Trevor Moss & Hannah-Lou are a husband/wife duo formed from the dregs of Indigo Moss, a London based band who helped form the prerequisite for the folk revival in Britain. Although they found academic success in a support slot with The Good, The Bad and the Queen, and critical acclaim for their eponymous debut, the five-piece failed to make the waves their bluegrass infused folk and country truly deserved, and by mid 2007 the majority of the members, bar Trevor and Hannah-Lou, had left to pursue other interests.
This was by no means the end, because the break made way for Loose Music, an extraordinary technical and musical achievement, particularly given popular trend; everyone and his dog are vying for fame under the ‘nu folk’ tag, and it seems there are few out there with genuine original talent, but Trevor and Hannah-Lou fill that condition unquestionably. Their new album manages the extraordinary feet of honouring dignities past and presenting the listener with timeless classic after timeless classic, all the while consistently ignoring what the mainstream would like them to be.
The most immediate token is the infectious, wizened and unconventional vocals – Trevor is our Marianne Faithful, if Marianne Faithful could sing, his vocals crack the very infrastructure of your soul, while Hannah-Lou compliments the concoction with her birdsong, ethereal quality. They could be singing about putting the rubbish out – or indeed making a cup of tea – and it would still resonate the importance of the tales and fables your Grandmother used to tell you. This in itself, from two 20-something-year-olds, is an accomplishment.
References to root vegetables, umbrellas, teatime television and public libraries are scattered across every song, notably so on “One Wednesday in June”, “Concorde” and “Allotment Song”; they dissolve the memory of a long and testing family journey into the nostalgic glory of the innocence of childhood.
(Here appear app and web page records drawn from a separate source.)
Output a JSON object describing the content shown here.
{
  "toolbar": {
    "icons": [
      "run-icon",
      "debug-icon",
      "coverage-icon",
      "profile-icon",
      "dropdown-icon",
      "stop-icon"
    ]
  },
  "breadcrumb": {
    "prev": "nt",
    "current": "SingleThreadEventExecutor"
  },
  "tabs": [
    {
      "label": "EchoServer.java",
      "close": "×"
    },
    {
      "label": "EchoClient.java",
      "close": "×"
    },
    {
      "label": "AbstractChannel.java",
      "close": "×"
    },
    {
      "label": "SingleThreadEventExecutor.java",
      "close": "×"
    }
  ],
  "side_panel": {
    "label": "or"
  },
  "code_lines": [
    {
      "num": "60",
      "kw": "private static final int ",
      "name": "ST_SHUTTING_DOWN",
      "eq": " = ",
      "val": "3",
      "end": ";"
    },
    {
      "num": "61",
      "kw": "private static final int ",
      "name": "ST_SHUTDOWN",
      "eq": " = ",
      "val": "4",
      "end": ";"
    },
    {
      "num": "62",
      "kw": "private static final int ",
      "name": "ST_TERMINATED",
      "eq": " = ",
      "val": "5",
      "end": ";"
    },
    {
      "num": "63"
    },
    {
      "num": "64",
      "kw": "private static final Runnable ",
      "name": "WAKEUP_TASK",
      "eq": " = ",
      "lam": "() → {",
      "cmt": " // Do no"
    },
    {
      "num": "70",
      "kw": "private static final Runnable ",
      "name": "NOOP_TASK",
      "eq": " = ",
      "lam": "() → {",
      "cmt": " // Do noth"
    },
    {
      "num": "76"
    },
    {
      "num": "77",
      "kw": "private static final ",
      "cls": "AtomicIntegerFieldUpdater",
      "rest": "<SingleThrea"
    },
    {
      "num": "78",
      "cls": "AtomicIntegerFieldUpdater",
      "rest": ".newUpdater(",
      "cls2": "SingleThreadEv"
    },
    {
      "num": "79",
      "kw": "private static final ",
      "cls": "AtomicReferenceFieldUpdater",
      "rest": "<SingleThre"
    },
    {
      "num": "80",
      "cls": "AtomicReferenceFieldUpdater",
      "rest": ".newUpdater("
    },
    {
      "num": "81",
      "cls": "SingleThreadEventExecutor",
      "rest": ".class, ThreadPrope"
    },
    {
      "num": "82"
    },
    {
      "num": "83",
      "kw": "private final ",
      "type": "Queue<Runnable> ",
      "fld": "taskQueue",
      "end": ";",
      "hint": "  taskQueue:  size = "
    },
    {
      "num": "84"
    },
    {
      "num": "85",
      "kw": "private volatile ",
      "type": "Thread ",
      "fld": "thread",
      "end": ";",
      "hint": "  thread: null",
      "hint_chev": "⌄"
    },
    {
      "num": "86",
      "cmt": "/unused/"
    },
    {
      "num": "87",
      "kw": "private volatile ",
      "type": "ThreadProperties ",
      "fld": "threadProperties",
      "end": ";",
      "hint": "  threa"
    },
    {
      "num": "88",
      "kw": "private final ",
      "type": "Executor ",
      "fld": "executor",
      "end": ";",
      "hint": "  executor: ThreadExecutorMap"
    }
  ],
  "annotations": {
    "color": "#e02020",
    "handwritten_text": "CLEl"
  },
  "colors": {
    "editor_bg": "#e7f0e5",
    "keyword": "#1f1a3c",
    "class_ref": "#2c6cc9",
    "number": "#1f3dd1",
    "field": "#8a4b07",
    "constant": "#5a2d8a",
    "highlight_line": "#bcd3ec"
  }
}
This could be a very personal summary (my Dad used to play The Byrds while he cut the grass and my Mum picked blackberries with me every Sunday) but I’m positive the charms of these songs are magical, and possibly laced with some hypnotic medicine.
Most of the songs brandish the grizzled character of the 1950’s Beat Generation and the folk uprising that followed in America, but a few (“Sally Took the Ivory” and “Heaven Knows”) side-step into territory last patrolled by Fiona Bevan – haunting and lark-like. What all tracks have in common is a timelessness and superior quality that removes them far from contemporary competition. This goes some way to explain why other reviewers have struggled to properly peg the atmosphere of Loose Music – comparisons will not suffice. Trevor Moss and Hannah-Lou are past them.